Given the incredible amount of ire directed at the company, it’s clear Hayward didn’t read the room before making this statement.
Needless to say, his comment didn’t go over well with the public, and he later issued an apology, saying his comment was “hurtful and thoughtless.”
“My first priority is doing all we can to restore the lives of the people of the Gulf region and their families—to restore their lives, not mine.”
Juliano says incidents like this usually occur “because the speaker doesn’t consider the audience’s needs” or “doesn’t care and doesn’t see it as wrong. The former is the reason for most communication problems, but the impact is amplified when there’s a lot at stake—as there tends to be in situations like these.”
In this case, Hayward was guilty on both counts. In fact, it wasn’t his only awkward moment during the scandal. One of his first cringe-worthy comments during the oil spill was, “The environmental impact of this disaster is likely to have been very, very modest.” Unsurprisingly, Hayward left BP later that year.

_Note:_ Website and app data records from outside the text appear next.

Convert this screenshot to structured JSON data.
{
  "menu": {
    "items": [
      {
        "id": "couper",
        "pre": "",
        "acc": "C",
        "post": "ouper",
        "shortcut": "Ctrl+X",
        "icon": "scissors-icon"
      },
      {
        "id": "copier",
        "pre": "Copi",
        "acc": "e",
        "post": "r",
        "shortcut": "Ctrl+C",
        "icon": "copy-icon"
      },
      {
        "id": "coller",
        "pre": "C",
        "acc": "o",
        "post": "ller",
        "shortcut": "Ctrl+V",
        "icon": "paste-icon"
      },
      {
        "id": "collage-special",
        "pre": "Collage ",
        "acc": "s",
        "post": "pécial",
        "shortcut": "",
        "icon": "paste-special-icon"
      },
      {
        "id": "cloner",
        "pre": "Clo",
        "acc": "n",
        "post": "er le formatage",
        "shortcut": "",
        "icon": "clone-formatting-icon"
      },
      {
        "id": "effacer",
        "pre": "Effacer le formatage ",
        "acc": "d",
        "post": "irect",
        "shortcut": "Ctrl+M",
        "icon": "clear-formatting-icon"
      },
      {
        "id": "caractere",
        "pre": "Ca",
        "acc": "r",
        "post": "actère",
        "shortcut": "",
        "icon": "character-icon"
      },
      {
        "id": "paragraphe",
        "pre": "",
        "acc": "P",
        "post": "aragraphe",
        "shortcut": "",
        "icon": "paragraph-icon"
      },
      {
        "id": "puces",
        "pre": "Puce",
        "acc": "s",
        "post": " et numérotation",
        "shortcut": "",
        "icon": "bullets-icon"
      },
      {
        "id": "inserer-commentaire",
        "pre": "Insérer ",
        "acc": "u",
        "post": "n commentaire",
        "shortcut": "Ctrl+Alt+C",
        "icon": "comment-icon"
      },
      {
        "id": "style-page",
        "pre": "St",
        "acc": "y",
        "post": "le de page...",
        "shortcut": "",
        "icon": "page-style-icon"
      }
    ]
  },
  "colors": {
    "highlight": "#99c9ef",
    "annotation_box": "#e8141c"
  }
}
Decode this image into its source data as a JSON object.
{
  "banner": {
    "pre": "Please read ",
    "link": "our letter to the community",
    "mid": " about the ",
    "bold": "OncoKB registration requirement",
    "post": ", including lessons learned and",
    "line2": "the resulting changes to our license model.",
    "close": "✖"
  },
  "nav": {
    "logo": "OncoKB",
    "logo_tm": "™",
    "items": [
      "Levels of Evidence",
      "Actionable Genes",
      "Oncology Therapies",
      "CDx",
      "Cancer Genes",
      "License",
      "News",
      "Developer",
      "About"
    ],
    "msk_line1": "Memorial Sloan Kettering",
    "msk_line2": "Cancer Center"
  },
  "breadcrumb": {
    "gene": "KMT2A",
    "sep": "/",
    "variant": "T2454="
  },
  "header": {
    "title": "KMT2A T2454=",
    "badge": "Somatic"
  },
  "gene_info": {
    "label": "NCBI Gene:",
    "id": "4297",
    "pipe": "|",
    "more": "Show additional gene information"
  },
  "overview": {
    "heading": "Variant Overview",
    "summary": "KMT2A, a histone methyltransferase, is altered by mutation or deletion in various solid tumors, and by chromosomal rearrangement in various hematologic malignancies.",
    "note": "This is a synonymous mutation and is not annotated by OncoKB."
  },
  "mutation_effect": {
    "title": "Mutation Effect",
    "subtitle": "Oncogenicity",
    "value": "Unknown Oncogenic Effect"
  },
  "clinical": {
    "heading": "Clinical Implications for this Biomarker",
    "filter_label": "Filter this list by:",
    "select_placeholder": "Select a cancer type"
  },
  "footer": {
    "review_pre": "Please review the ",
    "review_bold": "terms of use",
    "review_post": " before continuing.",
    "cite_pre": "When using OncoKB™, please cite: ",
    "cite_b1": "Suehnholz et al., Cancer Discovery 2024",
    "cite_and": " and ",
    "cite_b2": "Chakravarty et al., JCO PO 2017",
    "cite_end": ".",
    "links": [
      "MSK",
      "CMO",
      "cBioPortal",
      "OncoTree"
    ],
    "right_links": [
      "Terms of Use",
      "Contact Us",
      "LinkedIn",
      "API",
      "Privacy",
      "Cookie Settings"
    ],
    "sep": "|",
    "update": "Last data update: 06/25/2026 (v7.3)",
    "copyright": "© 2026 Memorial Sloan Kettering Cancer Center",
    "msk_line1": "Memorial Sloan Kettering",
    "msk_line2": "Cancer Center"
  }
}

No such thing as what?
Given these uncomfortable PR blunders, one could begin questioning the conventional wisdom behind the classic phrase, “There’s no such thing as bad publicity.” Is there ever really a silver lining for companies when these unfortunate situations happen?
According to Aaron Kitchin, manager of branded content with Legacy Pictures, to distinguish between a true mess-up and a “no such thing as bad publicity” situation, you must consider the effects of the event.
“If it doesn’t cause harm to anybody or to a group, but rather, it alienates a group that wouldn’t be one’s target consumer in the first place, one could frame that as ‘no publicity is bad publicity.’ Of course, that could also just be strategic PR manipulation.”
Juliano says there’s always an opportunity to come out on top, depending on the actions taken after the disaster: “Even when a company makes a serious mistake, a sincere apology and well-thought-out and well-executed remediation plan can can actually improve a brand’s reputation.”